At just five-days-old, Sanyu the giraffe calf is already walking tall with the rest of the herd.
The 5ft youngster – a rare Rothschild’s giraffe – took his very first steps in the sunshine after being born 13:05 on Sunday afternoon.
Not-so-little Sanyu - whose name means ‘happiness’ in Swahili - is the first male to be born at the zoo in recent years, with the previous four calves before him being female.
Team manager of giraffes at Chester Zoo, Sarah Roffe, said:
''Sanyu has had a busy week getting used to his long legs, learning about his surroundings and settling in with the rest of the herd. He’s doing really well so far under the watchful guidance of his mum Dagmar.
Now that Sanyu has made his debut it’s great to watch people’s reactions when they see him for the first time.

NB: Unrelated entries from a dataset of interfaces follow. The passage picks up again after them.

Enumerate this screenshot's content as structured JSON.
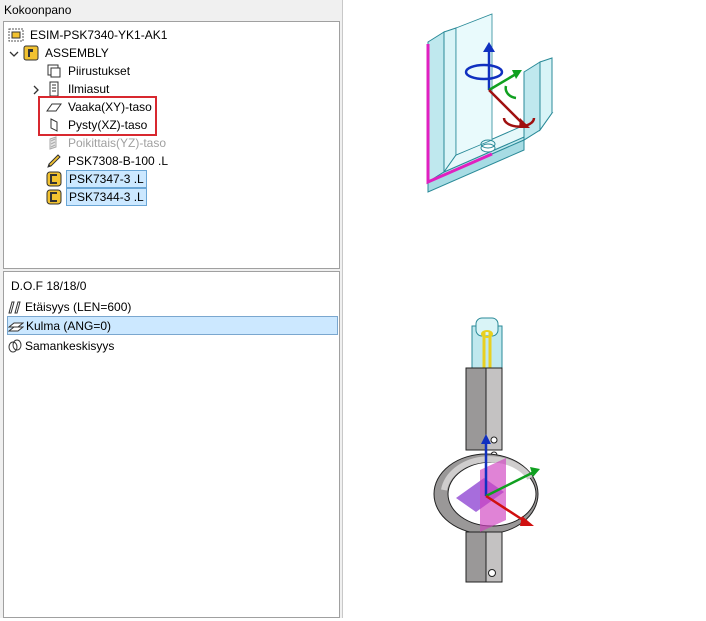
{
  "panel": {
    "title": "Kokoonpano"
  },
  "tree": {
    "root": "ESIM-PSK7340-YK1-AK1",
    "assembly": "ASSEMBLY",
    "drawings": "Piirustukset",
    "views": "Ilmiasut",
    "plane_xy": "Vaaka(XY)-taso",
    "plane_xz": "Pysty(XZ)-taso",
    "plane_yz": "Poikittais(YZ)-taso",
    "part_b100": "PSK7308-B-100 .L",
    "part_7347": "PSK7347-3 .L",
    "part_7344": "PSK7344-3 .L"
  },
  "dof": {
    "label": "D.O.F  18/18/0"
  },
  "constraints": [
    {
      "label": "Etäisyys (LEN=600)"
    },
    {
      "label": "Kulma (ANG=0)"
    },
    {
      "label": "Samankeskisyys"
    }
  ],
  "colors": {
    "highlight": "#d8282f",
    "selection": "#cce8ff",
    "axis_x": "#d01010",
    "axis_y": "#10a020",
    "axis_z": "#1030c0",
    "edge_magenta": "#e020c0"
  }
}
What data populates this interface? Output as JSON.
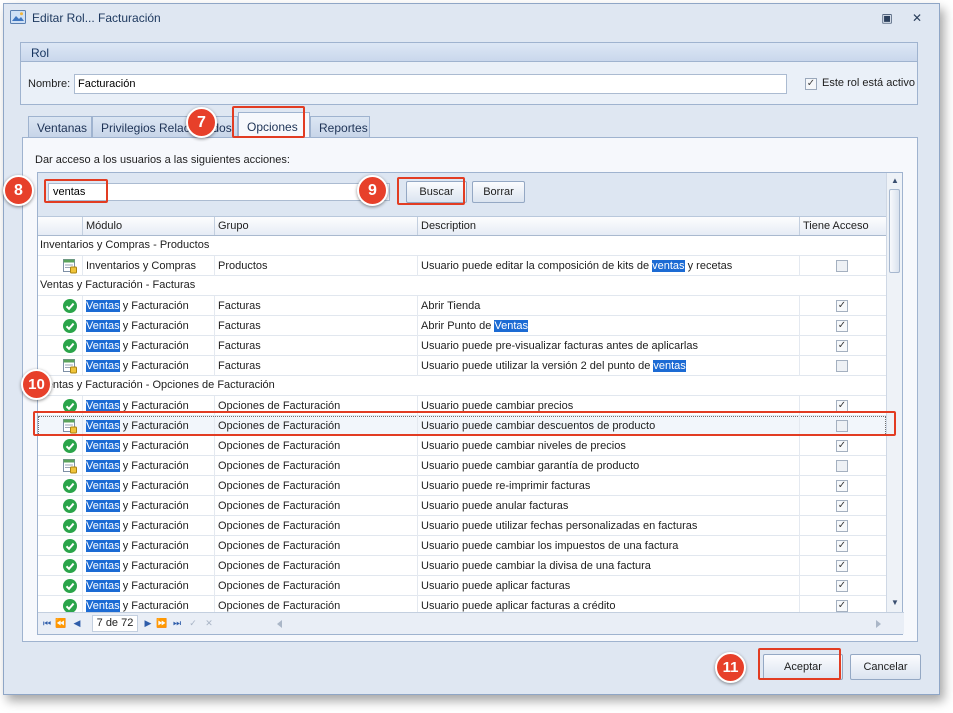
{
  "window": {
    "title": "Editar Rol... Facturación"
  },
  "rol_group": {
    "header": "Rol",
    "nombre_label": "Nombre:",
    "nombre_value": "Facturación",
    "activo_label": "Este rol está activo",
    "activo_checked": true
  },
  "tabs": [
    {
      "label": "Ventanas",
      "active": false
    },
    {
      "label": "Privilegios Relacionados",
      "active": false
    },
    {
      "label": "Opciones",
      "active": true
    },
    {
      "label": "Reportes",
      "active": false
    }
  ],
  "intro_text": "Dar acceso a los usuarios a las siguientes acciones:",
  "search": {
    "value": "ventas",
    "buscar_label": "Buscar",
    "borrar_label": "Borrar"
  },
  "columns": {
    "modulo": "Módulo",
    "grupo": "Grupo",
    "description": "Description",
    "acceso": "Tiene Acceso"
  },
  "groups": [
    "Inventarios y Compras - Productos",
    "Ventas y Facturación - Facturas",
    "Ventas y Facturación - Opciones de Facturación"
  ],
  "rows": [
    {
      "icon": "pending-icon",
      "modulo_hl": "",
      "modulo_rest": "Inventarios y Compras",
      "grupo": "Productos",
      "desc_pre": "Usuario puede editar la composición de kits de ",
      "desc_hl": "ventas",
      "desc_post": " y recetas",
      "acceso": false
    },
    {
      "icon": "granted-icon",
      "modulo_hl": "Ventas",
      "modulo_rest": " y Facturación",
      "grupo": "Facturas",
      "desc_pre": "Abrir Tienda",
      "desc_hl": "",
      "desc_post": "",
      "acceso": true
    },
    {
      "icon": "granted-icon",
      "modulo_hl": "Ventas",
      "modulo_rest": " y Facturación",
      "grupo": "Facturas",
      "desc_pre": "Abrir Punto de ",
      "desc_hl": "Ventas",
      "desc_post": "",
      "acceso": true
    },
    {
      "icon": "granted-icon",
      "modulo_hl": "Ventas",
      "modulo_rest": " y Facturación",
      "grupo": "Facturas",
      "desc_pre": "Usuario puede pre-visualizar facturas antes de aplicarlas",
      "desc_hl": "",
      "desc_post": "",
      "acceso": true
    },
    {
      "icon": "pending-icon",
      "modulo_hl": "Ventas",
      "modulo_rest": " y Facturación",
      "grupo": "Facturas",
      "desc_pre": "Usuario puede utilizar la versión 2 del punto de ",
      "desc_hl": "ventas",
      "desc_post": "",
      "acceso": false
    },
    {
      "icon": "granted-icon",
      "modulo_hl": "Ventas",
      "modulo_rest": " y Facturación",
      "grupo": "Opciones de Facturación",
      "desc_pre": "Usuario puede cambiar precios",
      "desc_hl": "",
      "desc_post": "",
      "acceso": true
    },
    {
      "icon": "pending-icon",
      "modulo_hl": "Ventas",
      "modulo_rest": " y Facturación",
      "grupo": "Opciones de Facturación",
      "desc_pre": "Usuario puede cambiar descuentos de producto",
      "desc_hl": "",
      "desc_post": "",
      "acceso": false
    },
    {
      "icon": "granted-icon",
      "modulo_hl": "Ventas",
      "modulo_rest": " y Facturación",
      "grupo": "Opciones de Facturación",
      "desc_pre": "Usuario puede cambiar niveles de precios",
      "desc_hl": "",
      "desc_post": "",
      "acceso": true
    },
    {
      "icon": "pending-icon",
      "modulo_hl": "Ventas",
      "modulo_rest": " y Facturación",
      "grupo": "Opciones de Facturación",
      "desc_pre": "Usuario puede cambiar garantía de producto",
      "desc_hl": "",
      "desc_post": "",
      "acceso": false
    },
    {
      "icon": "granted-icon",
      "modulo_hl": "Ventas",
      "modulo_rest": " y Facturación",
      "grupo": "Opciones de Facturación",
      "desc_pre": "Usuario puede re-imprimir facturas",
      "desc_hl": "",
      "desc_post": "",
      "acceso": true
    },
    {
      "icon": "granted-icon",
      "modulo_hl": "Ventas",
      "modulo_rest": " y Facturación",
      "grupo": "Opciones de Facturación",
      "desc_pre": "Usuario puede anular facturas",
      "desc_hl": "",
      "desc_post": "",
      "acceso": true
    },
    {
      "icon": "granted-icon",
      "modulo_hl": "Ventas",
      "modulo_rest": " y Facturación",
      "grupo": "Opciones de Facturación",
      "desc_pre": "Usuario puede utilizar fechas personalizadas en facturas",
      "desc_hl": "",
      "desc_post": "",
      "acceso": true
    },
    {
      "icon": "granted-icon",
      "modulo_hl": "Ventas",
      "modulo_rest": " y Facturación",
      "grupo": "Opciones de Facturación",
      "desc_pre": "Usuario puede cambiar los impuestos de una factura",
      "desc_hl": "",
      "desc_post": "",
      "acceso": true
    },
    {
      "icon": "granted-icon",
      "modulo_hl": "Ventas",
      "modulo_rest": " y Facturación",
      "grupo": "Opciones de Facturación",
      "desc_pre": "Usuario puede cambiar la divisa de una factura",
      "desc_hl": "",
      "desc_post": "",
      "acceso": true
    },
    {
      "icon": "granted-icon",
      "modulo_hl": "Ventas",
      "modulo_rest": " y Facturación",
      "grupo": "Opciones de Facturación",
      "desc_pre": "Usuario puede aplicar facturas",
      "desc_hl": "",
      "desc_post": "",
      "acceso": true
    },
    {
      "icon": "granted-icon",
      "modulo_hl": "Ventas",
      "modulo_rest": " y Facturación",
      "grupo": "Opciones de Facturación",
      "desc_pre": "Usuario puede aplicar facturas a crédito",
      "desc_hl": "",
      "desc_post": "",
      "acceso": true
    }
  ],
  "navigator": {
    "position": "7 de 72"
  },
  "footer": {
    "aceptar_label": "Aceptar",
    "cancelar_label": "Cancelar"
  },
  "callouts": {
    "c7": "7",
    "c8": "8",
    "c9": "9",
    "c10": "10",
    "c11": "11"
  },
  "colors": {
    "highlight": "#1c6bd4",
    "callout": "#e7402a",
    "granted": "#2aa44a"
  }
}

He’s already becoming a favourite with our visitors and hopefully he will help raise awareness of the enormous pressures faced by the species in the wild. An upsurge in poaching means that Rothschild’s giraffe numbers are declining at an alarming rate in Africa.

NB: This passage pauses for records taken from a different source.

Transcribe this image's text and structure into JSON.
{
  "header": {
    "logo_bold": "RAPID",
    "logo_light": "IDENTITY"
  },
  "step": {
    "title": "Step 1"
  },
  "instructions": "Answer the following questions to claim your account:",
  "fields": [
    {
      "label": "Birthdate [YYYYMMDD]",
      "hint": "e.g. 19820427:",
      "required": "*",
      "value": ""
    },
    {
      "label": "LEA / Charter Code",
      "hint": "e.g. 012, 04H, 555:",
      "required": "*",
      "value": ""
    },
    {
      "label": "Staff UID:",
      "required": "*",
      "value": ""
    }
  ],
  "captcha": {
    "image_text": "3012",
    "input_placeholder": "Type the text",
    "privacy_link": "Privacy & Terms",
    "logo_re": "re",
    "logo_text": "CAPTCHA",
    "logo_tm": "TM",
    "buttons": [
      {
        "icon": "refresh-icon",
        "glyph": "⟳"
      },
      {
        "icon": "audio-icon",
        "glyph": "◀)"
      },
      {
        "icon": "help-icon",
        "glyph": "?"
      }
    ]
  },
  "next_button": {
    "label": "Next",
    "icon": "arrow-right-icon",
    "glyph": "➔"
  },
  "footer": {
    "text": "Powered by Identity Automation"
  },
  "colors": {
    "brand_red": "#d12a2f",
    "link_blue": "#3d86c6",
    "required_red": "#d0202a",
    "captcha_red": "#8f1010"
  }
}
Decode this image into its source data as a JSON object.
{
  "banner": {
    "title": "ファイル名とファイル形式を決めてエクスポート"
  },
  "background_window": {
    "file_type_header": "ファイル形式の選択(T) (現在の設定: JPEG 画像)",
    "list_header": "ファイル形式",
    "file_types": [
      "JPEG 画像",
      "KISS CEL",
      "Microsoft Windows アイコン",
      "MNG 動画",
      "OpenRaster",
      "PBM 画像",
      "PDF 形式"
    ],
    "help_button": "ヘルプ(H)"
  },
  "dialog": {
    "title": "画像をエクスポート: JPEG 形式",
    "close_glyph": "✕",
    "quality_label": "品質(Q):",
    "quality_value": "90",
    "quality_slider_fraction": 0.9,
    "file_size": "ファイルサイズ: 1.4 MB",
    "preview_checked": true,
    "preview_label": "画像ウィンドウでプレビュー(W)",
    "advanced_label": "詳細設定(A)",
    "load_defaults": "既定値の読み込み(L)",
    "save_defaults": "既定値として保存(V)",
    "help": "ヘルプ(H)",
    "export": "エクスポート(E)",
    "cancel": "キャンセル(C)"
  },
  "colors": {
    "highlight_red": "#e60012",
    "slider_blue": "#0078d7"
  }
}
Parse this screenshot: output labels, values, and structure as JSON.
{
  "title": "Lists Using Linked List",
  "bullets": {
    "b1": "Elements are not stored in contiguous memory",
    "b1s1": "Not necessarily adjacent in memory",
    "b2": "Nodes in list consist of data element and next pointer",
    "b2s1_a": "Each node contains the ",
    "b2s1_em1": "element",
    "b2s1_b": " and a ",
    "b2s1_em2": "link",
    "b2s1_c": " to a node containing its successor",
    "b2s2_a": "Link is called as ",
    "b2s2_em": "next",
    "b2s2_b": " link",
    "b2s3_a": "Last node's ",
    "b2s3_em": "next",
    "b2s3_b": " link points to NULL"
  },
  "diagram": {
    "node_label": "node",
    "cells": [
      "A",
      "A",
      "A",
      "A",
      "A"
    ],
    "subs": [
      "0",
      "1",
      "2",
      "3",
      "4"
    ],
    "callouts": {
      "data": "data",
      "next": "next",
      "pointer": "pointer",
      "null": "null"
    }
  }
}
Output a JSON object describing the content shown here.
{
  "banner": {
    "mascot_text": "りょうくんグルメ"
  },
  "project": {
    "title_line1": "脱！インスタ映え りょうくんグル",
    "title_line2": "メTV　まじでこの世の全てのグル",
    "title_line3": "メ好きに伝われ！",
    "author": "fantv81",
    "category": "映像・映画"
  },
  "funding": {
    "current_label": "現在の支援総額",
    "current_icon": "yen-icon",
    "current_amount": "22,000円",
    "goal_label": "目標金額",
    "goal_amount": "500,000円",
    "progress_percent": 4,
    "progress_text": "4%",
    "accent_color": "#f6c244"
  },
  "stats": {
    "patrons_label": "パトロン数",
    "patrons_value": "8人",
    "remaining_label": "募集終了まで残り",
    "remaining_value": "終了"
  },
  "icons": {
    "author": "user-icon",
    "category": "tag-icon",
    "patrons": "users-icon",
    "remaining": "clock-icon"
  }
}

We’re thrilled with Sanyu and we hope he will go on to be a vital addition to the European-wide breeding programme, ensuring that zoos have a viable insurance population of the species.''

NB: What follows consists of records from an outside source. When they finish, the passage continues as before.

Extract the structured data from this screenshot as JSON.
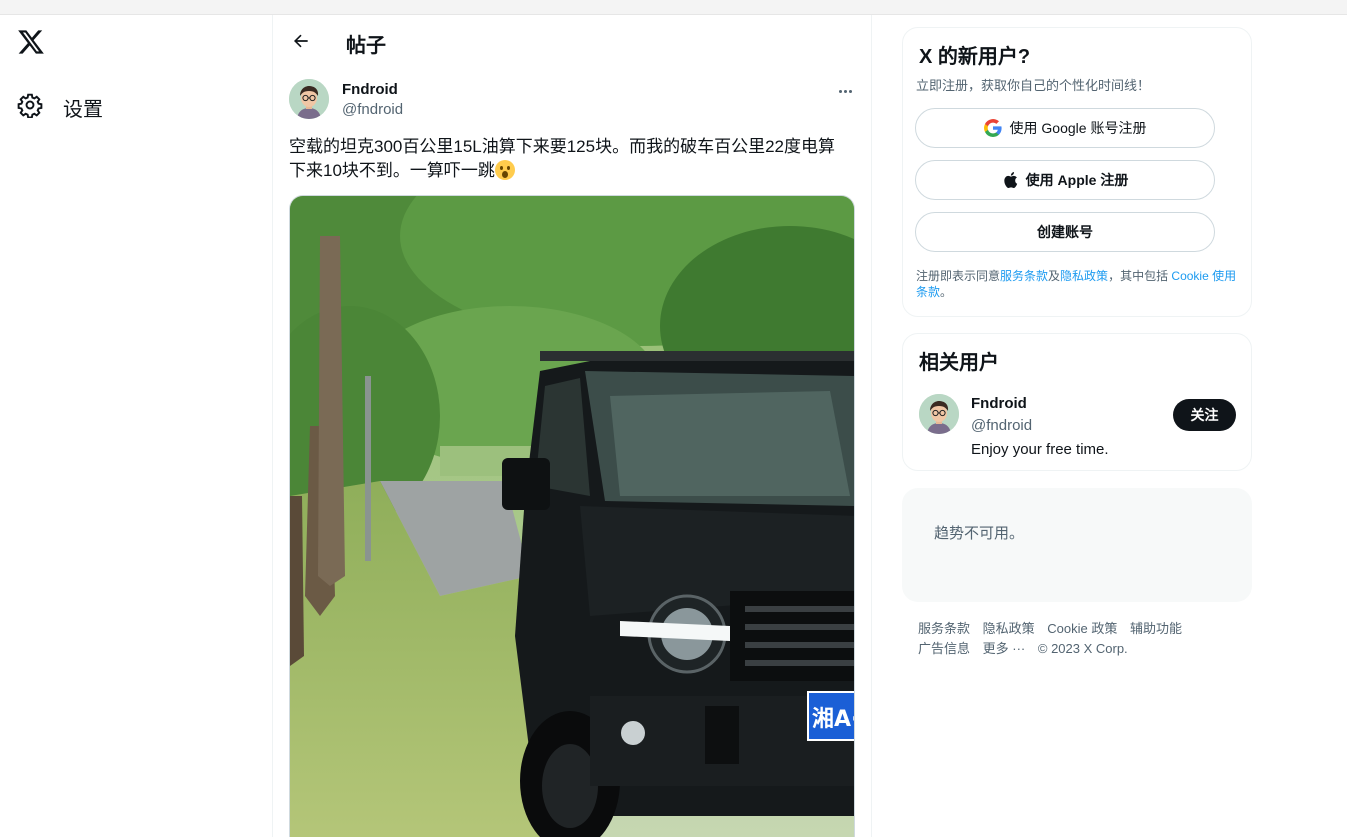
{
  "nav": {
    "settings_label": "设置"
  },
  "header": {
    "title": "帖子"
  },
  "tweet": {
    "author_name": "Fndroid",
    "author_handle": "@fndroid",
    "text": "空载的坦克300百公里15L油算下来要125块。而我的破车百公里22度电算下来10块不到。一算吓一跳",
    "photo_plate_text": "湘A·"
  },
  "signup": {
    "title": "X 的新用户?",
    "subtitle": "立即注册，获取你自己的个性化时间线！",
    "google_label": "使用 Google 账号注册",
    "apple_label": "使用 Apple 注册",
    "create_label": "创建账号",
    "terms_prefix": "注册即表示同意",
    "terms_link": "服务条款",
    "terms_and": "及",
    "privacy_link": "隐私政策",
    "terms_mid": "，其中包括 ",
    "cookie_link": "Cookie 使用条款",
    "terms_end": "。"
  },
  "related": {
    "title": "相关用户",
    "name": "Fndroid",
    "handle": "@fndroid",
    "bio": "Enjoy your free time.",
    "follow_label": "关注"
  },
  "trends": {
    "unavailable": "趋势不可用。"
  },
  "footer": {
    "links": [
      "服务条款",
      "隐私政策",
      "Cookie 政策",
      "辅助功能",
      "广告信息",
      "更多 ···"
    ],
    "copyright": "© 2023 X Corp."
  },
  "colors": {
    "link": "#1d9bf0",
    "text": "#0f1419",
    "muted": "#536471"
  }
}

Rothschild's Giraffe Facts:
- Mum Dagmar was born on 20/09/2006. She is nine years old
- Dad is five-year-old Meru, born 03/04/2010
- The calf was born at around 13:05 on Sunday 7 June. She is Dagmar’s second calf. Her first was Kanzi, who was born at Chester Zoo on 01/10/2012, making her two-and-a-half years old
- Rothschild’s giraffe are named after zoologist Lord Walter Rothschild, founder of the National History Museum in Tring, Hertfordshire
- They are also known as the baringo or Ugandan giraffe
- The species is identified by its broader dividing white lines and has no spots beneath the knees
- Giraffe population figures are declining across Africa
- Rothschild’s giraffes are classed as endangered by the International Union for Conservation of Nature (IUCN) with current population estimates suggesting less than 1,100 remain in the wild
- With less than 1,100 individuals remaining in the wild the Rothschild's giraffe is more endangered than species such as African elephants and giant pandas
- Roughly one-third of the surviving population of Rothschild’s giraffes live in zoos where carefully co-ordinated breeding programmes are creating a safety-net population for the species
- Once wide-ranging across Kenya, Uganda and Sudan, the Rothschild’s giraffe has been almost totally eliminated from much of its former range and now only survives in a few small, isolated populations in Kenya and Uganda
- The main threat to the species now is loss of habitat and poaching for meat and hides
- In the past, giraffes were hunted for their tails, which were used as good-luck charms, sewing thread and even fly swats
- The species is one of the most endangered of the nine sub-species of giraffe